Knack is a game that carried a lot of weight on its shoulders, being one of the two retail exclusives for the recently released Sony PlayStation 3. The titular character is at times quite large in the game, but often quite small. Unfortunately this title buckled under the weight of its expectations, creating an average game that makes for a lackluster release title.
Knack is an animated bundle of runes. These runes are used in human society to power their technology, but Knack is something different. His core was discovered years earlier and proved capable of coming to life while absorbing runes to his body to grow in size and strength.
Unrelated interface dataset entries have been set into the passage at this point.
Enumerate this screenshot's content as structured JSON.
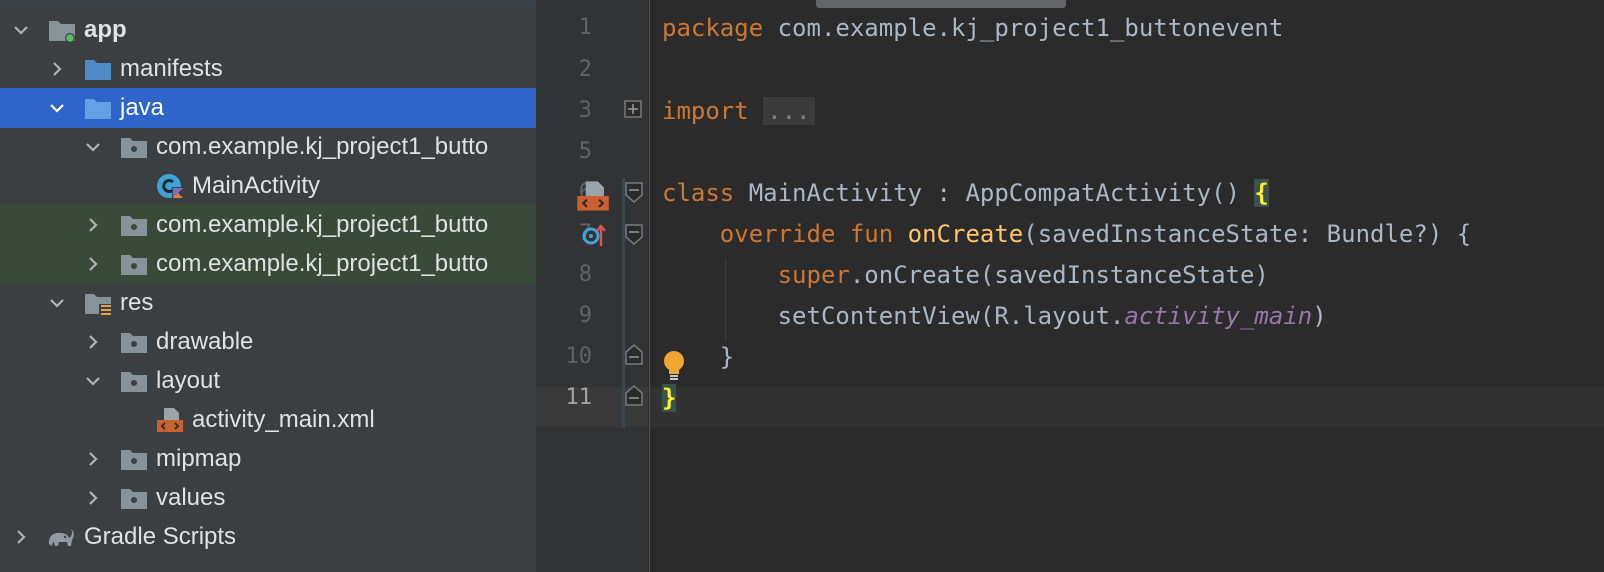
{
  "project_tree": {
    "items": [
      {
        "label": "app",
        "icon": "module-folder-icon"
      },
      {
        "label": "manifests",
        "icon": "folder-icon"
      },
      {
        "label": "java",
        "icon": "folder-icon"
      },
      {
        "label": "com.example.kj_project1_butto",
        "icon": "package-icon"
      },
      {
        "label": "MainActivity",
        "icon": "kotlin-class-icon"
      },
      {
        "label": "com.example.kj_project1_butto",
        "icon": "package-icon"
      },
      {
        "label": "com.example.kj_project1_butto",
        "icon": "package-icon"
      },
      {
        "label": "res",
        "icon": "resources-folder-icon"
      },
      {
        "label": "drawable",
        "icon": "package-icon"
      },
      {
        "label": "layout",
        "icon": "package-icon"
      },
      {
        "label": "activity_main.xml",
        "icon": "layout-xml-icon"
      },
      {
        "label": "mipmap",
        "icon": "package-icon"
      },
      {
        "label": "values",
        "icon": "package-icon"
      },
      {
        "label": "Gradle Scripts",
        "icon": "gradle-elephant-icon"
      }
    ],
    "selected_item": "java"
  },
  "editor": {
    "line_numbers": [
      "1",
      "2",
      "3",
      "5",
      "6",
      "7",
      "8",
      "9",
      "10",
      "11"
    ],
    "current_line": "11",
    "tokens": {
      "l1_kw": "package",
      "l1_rest": " com.example.kj_project1_buttonevent",
      "l3_kw": "import",
      "l3_folded": "...",
      "l6_kw": "class",
      "l6_rest": " MainActivity : AppCompatActivity() ",
      "l6_brace": "{",
      "l7_indent": "    ",
      "l7_kw1": "override",
      "l7_sp1": " ",
      "l7_kw2": "fun",
      "l7_sp2": " ",
      "l7_fn": "onCreate",
      "l7_rest": "(savedInstanceState: Bundle?) {",
      "l8_indent": "        ",
      "l8_kw": "super",
      "l8_rest": ".onCreate(savedInstanceState)",
      "l9_indent": "        ",
      "l9_pre": "setContentView(R.layout.",
      "l9_it": "activity_main",
      "l9_post": ")",
      "l10_text": "    }",
      "l11_brace": "}"
    }
  },
  "colors": {
    "tree_bg": "#3c3f41",
    "selection": "#2f65ca",
    "editor_bg": "#2b2b2b",
    "keyword": "#cc7832",
    "function": "#ffc66d",
    "identifier": "#a9b7c6",
    "field_italic": "#9876aa"
  }
}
The mechanics are your basic adventuring/platforming fare, all of which are well enough executed but do little to deliver on ‘next gen’ promise. Knack just does not hold up under the close scrutinization that comes with being one of only a handful of release titles, which is a shame because it is not necessarily a bad game, just an uninspired one.
Graphics – 7:
At times Knack can look really good, presenting a world with rich, vibrant colors and a fair amount of detail. Everything is animated fairly well, without slowdown. In particular, I really enjoyed Knack’s character design, which casts an intricate shadow that properly reflects the various small runes that make up his body. However, nothing here is terribly startling either. The art design will probably be received in divided fashion, with human characters looking like something out of a Dreamworks or Pixar movie, though sometimes stiffly brought to life. Worse yet are the largely static environments. If you cannot smash it, the environment generally does nothing. In an early forest stage I was running to bushes and trees, but they remained perfectly still. Until later levels with churning gears or some wind blowing a few things around, there was almost no animation in the environments. This created a world that felt very lifeless, unfortunately.
Sound & Music – 6:
The music never really gets in the way, but it never really impresses either. It is often fairly quiet, and this subtly is appreciated, but quite often it goes unnoticed as well. The sound effects have a tendency to be pretty repetitive. There is not a wide variety of enemies, and Knack himself is somewhat lacking for skills, so you tend to hear the same things over and over throughout the adventure. There is a fair amount of voice acting, and it is also somewhat average. No one really embarrasses themselves here, but the already thin story receives almost no boost from the actors either.
Gameplay – 5:
I feel as though Knack is suffering through something of an identity crisis. The visuals are bright and cute and look as though they are geared toward children. The combat is also quite simple, with a jump, a basic ground attack, a basic jumping attack and three special attacks comprising about ninety percent of the gameplay. Knack can be pretty unforgiving with difficulty though, especially with some of the fights near the end of the game where you are taking massive damage, even on easier levels of difficulty. My youngest daughter did not find it terribly fun, and even my son who games quite a bit himself felt that Knack was a clunky, slow to control. A few puzzle elements get sprinkled in here and there, but really it is mostly about jumping over an enemy’s ranged attack, dodging out of the way of their melee attack and countering with punches on the ground. Lather, rinse and repeat about a thousand times.
Intangibles – 6:
The story feels like it tries to do too much, with characters that are largely uninteresting. Maybe better voice performances would have helped, but the basic tale being told just never really got me invested in anyone. Even Knack hardly says anything, and mostly just runs around doing what he is told by others. With such simple combat in place, including only three special attacks, the game starts off just fine but its lack of depth really has everything feeling like a bit of a slog by about the midway point.
There is almost no exploration to be done, the game is very linear. This helps to keep things focused and moving along, but it also has a tendency to feel somewhat limiting as well. There are some collectibles you can find along the way that create gadgets with useful abilities, or crystals that can give Knack new powers. Clearly the developer meant for you to play through Knack multiple times so you can try these out, but unfortunately I never really had a desire to do so.
Overall – 6:
I really wanted to like Knack more than this. The visuals had a certain charm to them and the gameplay hook of an ever-growing character seemed appealing. Unfortunately the execution became something of a mind-numbing process that had me awaiting the game’s end mostly to have it over, as opposed to really caring about the story line itself. That is not to say Knack is a completely failure. The characters and combat are approachable, and while combat damage feels a bit too high at times, the puzzling and platforming parts are seldom frustrating. If you like the formula, then the gadget and gem carryover into a New Game+ gives Knack some decent replay value as well.
Still, under the spotlight of being a new generation launch title, it feels as though the enormous expectations crushed the shoulders of little Knack with his giant-sized counterpart nowhere to be seen.